Among the most common errors of judgement that I see from company directors is the failure to carry out regular and detailed reviews of their business continuity arrangements. For most boards, the whole discussion is boring. It becomes even more boring when the discussion has to work its way through identification of critical systems and processes, determination of Minimum Tolerable Periods of Disruption and Recovery Time Objectives, as well as identifying threats and vulnerabilities and estimating likelihoods and impacts of external events that might unacceptably disrupt key processes.
Inactions have consequences. DistributeIT.com.au ceased to exist as an independent business because it hadn’t identified the possible impact of a devastating hack attack: it didn’t have adequate offsite backups for the 4,800 websites it hosted. And that’s what business continuity plans are for: to ensure that, as an organisation, you can survive when something terrible happens. You would have thought that an IT company would understand the importance of backups but, again, my experience is that most organisations never actually think through the circumstances in which they might have to recover from their backups and they are therefore never prepared when disaster strikes.
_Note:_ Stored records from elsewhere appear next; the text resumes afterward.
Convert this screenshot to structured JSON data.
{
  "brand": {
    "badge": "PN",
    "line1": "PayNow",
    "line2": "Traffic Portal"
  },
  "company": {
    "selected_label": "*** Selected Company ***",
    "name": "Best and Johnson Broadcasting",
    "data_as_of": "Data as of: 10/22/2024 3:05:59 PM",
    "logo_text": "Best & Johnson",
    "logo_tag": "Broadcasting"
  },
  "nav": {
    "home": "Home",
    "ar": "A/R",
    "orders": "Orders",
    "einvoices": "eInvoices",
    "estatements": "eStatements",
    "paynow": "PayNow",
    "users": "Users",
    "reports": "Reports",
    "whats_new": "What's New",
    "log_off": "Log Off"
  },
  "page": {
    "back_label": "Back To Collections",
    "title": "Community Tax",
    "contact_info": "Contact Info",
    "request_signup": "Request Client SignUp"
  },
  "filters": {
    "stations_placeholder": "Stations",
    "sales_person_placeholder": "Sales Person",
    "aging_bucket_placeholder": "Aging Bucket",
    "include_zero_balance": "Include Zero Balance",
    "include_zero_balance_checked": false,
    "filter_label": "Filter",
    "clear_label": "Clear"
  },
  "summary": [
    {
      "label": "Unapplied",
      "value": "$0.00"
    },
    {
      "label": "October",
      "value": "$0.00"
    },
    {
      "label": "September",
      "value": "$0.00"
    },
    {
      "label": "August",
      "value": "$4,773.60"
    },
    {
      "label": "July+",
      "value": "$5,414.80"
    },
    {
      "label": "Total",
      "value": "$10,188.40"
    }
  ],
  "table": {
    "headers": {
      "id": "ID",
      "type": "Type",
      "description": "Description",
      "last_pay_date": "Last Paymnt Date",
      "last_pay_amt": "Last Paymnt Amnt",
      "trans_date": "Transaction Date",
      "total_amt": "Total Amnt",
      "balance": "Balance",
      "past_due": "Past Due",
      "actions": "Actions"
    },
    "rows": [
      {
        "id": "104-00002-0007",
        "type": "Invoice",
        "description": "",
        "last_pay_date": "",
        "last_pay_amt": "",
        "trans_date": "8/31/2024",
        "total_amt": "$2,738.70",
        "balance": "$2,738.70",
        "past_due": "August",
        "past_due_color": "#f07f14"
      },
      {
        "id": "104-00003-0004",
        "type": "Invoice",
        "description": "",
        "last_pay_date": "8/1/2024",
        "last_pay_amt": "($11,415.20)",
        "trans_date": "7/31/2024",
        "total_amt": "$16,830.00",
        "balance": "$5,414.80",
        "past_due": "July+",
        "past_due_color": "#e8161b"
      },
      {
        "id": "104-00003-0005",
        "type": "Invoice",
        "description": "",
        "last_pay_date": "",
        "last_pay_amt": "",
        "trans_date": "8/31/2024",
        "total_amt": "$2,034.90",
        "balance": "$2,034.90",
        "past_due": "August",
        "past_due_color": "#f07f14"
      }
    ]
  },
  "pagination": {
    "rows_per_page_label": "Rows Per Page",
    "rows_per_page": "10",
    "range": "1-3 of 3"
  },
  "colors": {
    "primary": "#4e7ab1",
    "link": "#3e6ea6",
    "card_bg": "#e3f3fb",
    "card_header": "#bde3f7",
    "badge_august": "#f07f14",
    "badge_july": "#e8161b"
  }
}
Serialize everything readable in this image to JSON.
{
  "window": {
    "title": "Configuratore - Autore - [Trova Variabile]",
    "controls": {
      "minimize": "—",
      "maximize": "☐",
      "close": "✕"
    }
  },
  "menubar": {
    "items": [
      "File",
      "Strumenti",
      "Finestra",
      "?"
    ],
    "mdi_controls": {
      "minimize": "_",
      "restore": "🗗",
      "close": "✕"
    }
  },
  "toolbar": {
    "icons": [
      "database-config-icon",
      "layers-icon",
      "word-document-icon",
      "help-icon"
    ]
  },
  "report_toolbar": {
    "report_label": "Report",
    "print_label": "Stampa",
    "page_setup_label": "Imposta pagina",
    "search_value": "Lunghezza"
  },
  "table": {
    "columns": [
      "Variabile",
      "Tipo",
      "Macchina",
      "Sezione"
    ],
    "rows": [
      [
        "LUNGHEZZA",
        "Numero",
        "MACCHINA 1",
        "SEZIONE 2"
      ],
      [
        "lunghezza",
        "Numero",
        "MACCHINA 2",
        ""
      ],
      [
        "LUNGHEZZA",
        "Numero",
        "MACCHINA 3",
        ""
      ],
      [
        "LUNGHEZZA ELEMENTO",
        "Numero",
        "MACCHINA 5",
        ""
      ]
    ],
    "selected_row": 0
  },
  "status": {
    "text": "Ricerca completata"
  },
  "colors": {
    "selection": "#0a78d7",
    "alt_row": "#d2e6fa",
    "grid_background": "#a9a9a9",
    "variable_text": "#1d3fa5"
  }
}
The good news, of course, is that there are internationally recognised standards for business continuity management – BS25999 (shortly to be ISO22301) and ISO/IEC 27031 – and there are Business Continuity Management Toolkits to help you with an BCM implementation – but there is no substitute for directors paying attention to what is going on in the risk world around us, and taking appropriate action to survive the unexpected. Right now, of course, being hacked is one of the more likely things to happen – so there really isn’t an excuse for being caught napping on this one!